By Maria YagerMay 1, 2018
FORT CAMPBELL, Ky. -- It was NOT what patients were expecting during their visit to Blanchfield Army Community Hospital April 25. Best-selling author of pregnancy and parenting "What to Expect" book series, Heidi Murkoff visited new and expecting mothers at the hospital in conjunction with her USO Special Delivery Baby Shower on Fort Campbell.
"We are celebrating military moms-to-be and military moms who are having their babies and who may be far from their family and friends and network of support. So this is our way of celebrating them and appreciating them," said Murkoff. The USO Special Delivery Baby Shower tour is in its sixth year and gives new military moms and moms-to-be an afternoon of traditional baby shower games, camaraderie, gifts and a question and answer period with Murkoff. Nearly 10,000 military spouses and active-duty women have participated in this free event at military installations worldwide since it began in 2013.
Murkoff said that serving in the military or being a military spouse can mean moving far away from the traditional support network of family and friends a woman may normally have when she is pregnant or has a baby.
"This is just one way of helping them, supporting them and also showing our appreciation for the sacrifices they make," said Murkoff.
At the hospital, Murkoff first visited with active-duty women attending a military welcome session at the Women's Health Clinic. The session provides active-duty women with newly confirmed pregnancies information about what to expect when they are pregnant on active-duty. The session facilitator goes over Army regulations related to pregnancy and post-partum, like physical training profiles, working conditions and wellness information. Murkoff joined the group as they were learning about the CenteringPregnancy prenatal program offered at the hospital and had much praise for the program. CenteringPregnancy gives women more support during their pregnancy than traditional prenatal programs by including group networking and education sessions with other moms-to-be.
"I love the centering program. They say pregnancy loves company and just knowing that you're not alone and that you're not the only one experiencing all these crazy physical and emotional symptoms and knowing you have someone else to turn to who knows exactly what you're going through at exactly the same time is incredibly important," said Murkoff. "Also, it gives moms and dads a chance to ask questions in an environment that feels safer.
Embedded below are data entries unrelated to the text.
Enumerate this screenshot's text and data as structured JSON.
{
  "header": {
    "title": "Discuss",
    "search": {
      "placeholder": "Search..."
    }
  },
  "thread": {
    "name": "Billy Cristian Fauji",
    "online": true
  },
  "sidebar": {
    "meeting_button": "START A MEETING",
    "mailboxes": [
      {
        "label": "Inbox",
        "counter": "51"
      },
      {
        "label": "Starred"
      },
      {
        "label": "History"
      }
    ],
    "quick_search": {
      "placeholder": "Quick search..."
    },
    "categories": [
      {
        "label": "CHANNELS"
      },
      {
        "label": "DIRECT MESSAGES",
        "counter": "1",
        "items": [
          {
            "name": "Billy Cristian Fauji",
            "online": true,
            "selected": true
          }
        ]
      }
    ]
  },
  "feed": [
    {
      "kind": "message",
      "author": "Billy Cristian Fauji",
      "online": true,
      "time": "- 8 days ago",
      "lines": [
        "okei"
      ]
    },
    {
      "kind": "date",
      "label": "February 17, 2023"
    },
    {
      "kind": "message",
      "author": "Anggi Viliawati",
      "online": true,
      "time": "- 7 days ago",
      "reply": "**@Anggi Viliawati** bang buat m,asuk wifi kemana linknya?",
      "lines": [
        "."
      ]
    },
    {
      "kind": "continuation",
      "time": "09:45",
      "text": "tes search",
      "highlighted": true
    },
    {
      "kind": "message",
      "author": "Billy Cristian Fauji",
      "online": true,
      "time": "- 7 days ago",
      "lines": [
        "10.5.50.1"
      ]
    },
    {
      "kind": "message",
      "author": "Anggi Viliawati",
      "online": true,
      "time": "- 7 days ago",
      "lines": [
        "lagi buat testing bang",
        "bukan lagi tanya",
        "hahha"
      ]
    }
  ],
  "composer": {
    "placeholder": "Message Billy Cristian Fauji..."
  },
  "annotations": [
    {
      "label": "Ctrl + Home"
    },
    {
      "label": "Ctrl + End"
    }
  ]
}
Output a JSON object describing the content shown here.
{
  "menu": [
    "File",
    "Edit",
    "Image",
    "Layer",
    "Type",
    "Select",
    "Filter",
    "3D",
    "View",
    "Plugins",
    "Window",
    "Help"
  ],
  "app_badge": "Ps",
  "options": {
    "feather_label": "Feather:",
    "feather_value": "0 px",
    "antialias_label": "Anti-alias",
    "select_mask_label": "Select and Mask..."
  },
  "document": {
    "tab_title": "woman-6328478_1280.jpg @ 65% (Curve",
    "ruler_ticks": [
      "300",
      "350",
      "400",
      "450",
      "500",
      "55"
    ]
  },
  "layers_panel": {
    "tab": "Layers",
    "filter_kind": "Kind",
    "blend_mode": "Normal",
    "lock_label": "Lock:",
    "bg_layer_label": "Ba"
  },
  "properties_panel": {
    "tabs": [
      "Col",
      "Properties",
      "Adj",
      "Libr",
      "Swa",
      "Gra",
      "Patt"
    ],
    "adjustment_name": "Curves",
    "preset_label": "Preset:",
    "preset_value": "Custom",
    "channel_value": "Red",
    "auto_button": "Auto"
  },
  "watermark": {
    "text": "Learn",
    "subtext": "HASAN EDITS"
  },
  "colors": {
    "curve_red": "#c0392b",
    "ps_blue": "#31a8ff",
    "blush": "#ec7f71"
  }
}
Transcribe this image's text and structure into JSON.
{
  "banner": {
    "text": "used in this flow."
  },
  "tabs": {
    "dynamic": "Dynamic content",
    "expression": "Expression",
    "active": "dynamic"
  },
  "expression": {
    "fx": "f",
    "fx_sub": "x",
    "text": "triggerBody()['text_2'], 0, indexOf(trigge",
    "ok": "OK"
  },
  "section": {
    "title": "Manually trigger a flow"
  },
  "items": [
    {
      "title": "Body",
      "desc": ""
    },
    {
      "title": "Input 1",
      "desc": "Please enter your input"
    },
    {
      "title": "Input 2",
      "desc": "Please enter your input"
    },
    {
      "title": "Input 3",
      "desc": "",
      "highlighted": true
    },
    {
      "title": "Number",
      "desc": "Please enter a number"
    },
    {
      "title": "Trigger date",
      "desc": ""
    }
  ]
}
Often times when you're alone with your doctor or other health care professionals you feel a little intimidated by the situation but when you're all together in a group, as you are in CenteringPregnancy, you're able to really sort of share experiences, share insights and ask those questions that are really nagging you," she added.
After answering some questions and talking with the Soldiers, Murkoff provided each expectant mom a signed copy of her book, "What to Expect When You're Expecting".
"I'm glad we got a copy of the book. Just looking at the back of the book -- some of the questions on there are some of the questions I've already had. I'm looking forward to reading the answers," said Spc. Savannah Tuepker, a participant in the military welcome class.
Next Murkoff headed to the hospital's Mother Baby Unit, where mothers and their newborn infants stay after labor, delivery and recovery. There Murkoff met individually with families in their hospital rooms and gave them signed copies of her book, "What to Expect the First Year".
One mother, who was still labor on the Labor, Delivery and Recovery Unit heard about Murkoff's visit and asked if the author could visit her in her labor suite. Since visitors are allowed while labor is progressing, the nursing staff escorted Murkoff in to visit the patient.
"This is so exciting," said Althea Sellers, as Murkoff and Seller's husband gathered around the hospital bed for a photo. "It's the last thing you'd expect when you're expecting."
Blanchfield's Women's Health Department is made up of three sections that provide care for pregnancy and women's health.
Obstetrics and Gynecology section provides patient education and prenatal care for expectant mothers and other women's health services.
The Labor, Delivery and Recovery Unit features seven labor rooms and two labor and delivery operating rooms and a team of obstetrical and gynecological specialty physicians, certified nurse midwives, and nurses and medical professionals to help ensure a safe delivery. The team helps deliver about five babies each day.
About two hours after giving birth, mother and baby are transferred to the Mother-Baby Unit to recuperate in one of 20 private suites. There, hospital staff will monitor mother and baby's recovery until they are medically cleared for discharge.
Beneficiaries can learn more about the hospital's Women's Health services at the upcoming Baby Expo, May 25 from 10 a.m. to 2 p.m. at the Fort Campbell's Family Readiness Center.